23. There is no evidence that the Registrant will adhere to Conditions of Practice. He has failed to engage with this regulatory process and he has indicated that he does not intend to return to practice. The Panel has concluded that a Conditions of Practice Order is therefore not appropriate.
24. The Panel has concluded that a Suspension Order for twelve months is the only effective and proportionate order. It is necessary to provide adequate protection for the public and to maintain the reputation of Occupational Therapists and confidence in this regulatory process.
25. The Order of Suspension now imposed will be reviewed before its expiry.
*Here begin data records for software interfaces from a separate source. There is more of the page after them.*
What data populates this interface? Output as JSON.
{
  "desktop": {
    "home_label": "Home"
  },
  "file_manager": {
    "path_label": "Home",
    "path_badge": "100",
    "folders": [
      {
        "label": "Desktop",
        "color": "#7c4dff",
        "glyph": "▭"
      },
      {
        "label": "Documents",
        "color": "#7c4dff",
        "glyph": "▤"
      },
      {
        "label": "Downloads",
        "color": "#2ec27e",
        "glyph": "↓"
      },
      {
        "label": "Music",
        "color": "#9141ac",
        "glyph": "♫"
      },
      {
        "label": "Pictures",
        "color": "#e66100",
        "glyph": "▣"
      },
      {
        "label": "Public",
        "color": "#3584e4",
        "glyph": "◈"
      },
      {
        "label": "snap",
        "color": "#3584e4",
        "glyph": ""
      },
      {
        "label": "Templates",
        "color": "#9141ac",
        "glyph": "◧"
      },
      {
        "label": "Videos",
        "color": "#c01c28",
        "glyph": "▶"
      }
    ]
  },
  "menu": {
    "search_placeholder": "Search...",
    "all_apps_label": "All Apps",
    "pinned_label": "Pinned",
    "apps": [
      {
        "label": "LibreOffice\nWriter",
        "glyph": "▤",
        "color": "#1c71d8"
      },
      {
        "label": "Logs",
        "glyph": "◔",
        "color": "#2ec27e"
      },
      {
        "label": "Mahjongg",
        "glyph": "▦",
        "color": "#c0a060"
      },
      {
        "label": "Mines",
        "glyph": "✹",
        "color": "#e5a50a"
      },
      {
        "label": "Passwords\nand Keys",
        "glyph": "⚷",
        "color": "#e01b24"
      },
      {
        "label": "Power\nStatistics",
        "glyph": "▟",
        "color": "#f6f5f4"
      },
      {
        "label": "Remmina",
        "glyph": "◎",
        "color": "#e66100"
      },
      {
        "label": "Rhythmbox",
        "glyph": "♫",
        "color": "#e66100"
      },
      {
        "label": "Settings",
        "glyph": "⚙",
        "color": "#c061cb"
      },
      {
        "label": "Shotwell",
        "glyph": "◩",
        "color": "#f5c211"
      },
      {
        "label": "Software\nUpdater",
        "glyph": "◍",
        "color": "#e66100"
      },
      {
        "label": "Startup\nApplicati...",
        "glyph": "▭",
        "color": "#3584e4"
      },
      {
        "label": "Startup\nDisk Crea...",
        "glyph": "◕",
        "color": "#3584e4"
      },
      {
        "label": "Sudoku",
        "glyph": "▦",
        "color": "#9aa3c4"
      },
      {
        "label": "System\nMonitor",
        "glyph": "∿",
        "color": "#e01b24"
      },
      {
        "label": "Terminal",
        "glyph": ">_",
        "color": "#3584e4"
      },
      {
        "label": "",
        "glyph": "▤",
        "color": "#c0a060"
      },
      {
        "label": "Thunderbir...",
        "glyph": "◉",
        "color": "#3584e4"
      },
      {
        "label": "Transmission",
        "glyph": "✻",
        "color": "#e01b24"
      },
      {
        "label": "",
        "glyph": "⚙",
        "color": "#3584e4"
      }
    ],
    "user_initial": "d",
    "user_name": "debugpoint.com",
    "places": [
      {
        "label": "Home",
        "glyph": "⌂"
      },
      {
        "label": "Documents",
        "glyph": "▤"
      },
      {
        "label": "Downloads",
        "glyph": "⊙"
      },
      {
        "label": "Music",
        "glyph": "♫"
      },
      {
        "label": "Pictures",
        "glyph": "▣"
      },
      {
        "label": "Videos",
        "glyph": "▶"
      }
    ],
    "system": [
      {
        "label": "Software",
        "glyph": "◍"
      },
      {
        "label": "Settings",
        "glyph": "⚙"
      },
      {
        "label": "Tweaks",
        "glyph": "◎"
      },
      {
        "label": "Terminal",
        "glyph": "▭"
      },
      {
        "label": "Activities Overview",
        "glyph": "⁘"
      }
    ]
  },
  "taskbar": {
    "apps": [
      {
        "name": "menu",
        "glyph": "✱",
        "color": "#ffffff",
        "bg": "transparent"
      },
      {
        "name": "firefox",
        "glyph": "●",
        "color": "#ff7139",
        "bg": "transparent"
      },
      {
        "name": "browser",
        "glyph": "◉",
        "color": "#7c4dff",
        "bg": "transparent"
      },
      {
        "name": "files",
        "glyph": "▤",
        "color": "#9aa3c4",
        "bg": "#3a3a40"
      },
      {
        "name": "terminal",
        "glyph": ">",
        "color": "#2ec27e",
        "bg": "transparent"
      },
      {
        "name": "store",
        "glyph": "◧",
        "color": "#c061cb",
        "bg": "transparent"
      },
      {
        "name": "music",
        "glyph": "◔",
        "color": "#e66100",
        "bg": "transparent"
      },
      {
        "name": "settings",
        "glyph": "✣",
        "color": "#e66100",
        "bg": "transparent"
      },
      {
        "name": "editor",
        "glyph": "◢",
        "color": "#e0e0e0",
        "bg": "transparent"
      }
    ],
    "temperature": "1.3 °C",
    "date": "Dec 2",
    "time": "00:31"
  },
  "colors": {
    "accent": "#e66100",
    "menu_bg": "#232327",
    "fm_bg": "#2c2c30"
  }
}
It is not open to this Panel to bind a future Reviewing Panel but this Panel believes it will be helpful for any future Reviewing Panel if:
(i) The Registrant personally attends any future review;
(ii) The Registrant provides the Reviewing Panel with evidence or a report from a suitably qualified therapist confirming that the Registrant has undertaken all, or a significant part of the therapies (including the CBT model) as suggested by Dr M in the report now before the Panel;
(iii)The therapist referred to above must be someone who is appropriately qualified to carry out an assessment of as discussed on page 13 of Dr M’s report.
26. The Panel has imposed a Suspension for twelve months to allow sufficient time for the Registrant to provide the information set out above.
27. The Registrant has previously indicated he has no wish to return to the Occupational Therapist profession. The Panel recommends in those circumstances that the HCPC explore with the Registrant a voluntary removal from the Register.
A Final Hearing of the Health Committee took place at 405 Kennington road London from Tuesday 25 July 2017to Wednesday 26 July 2017.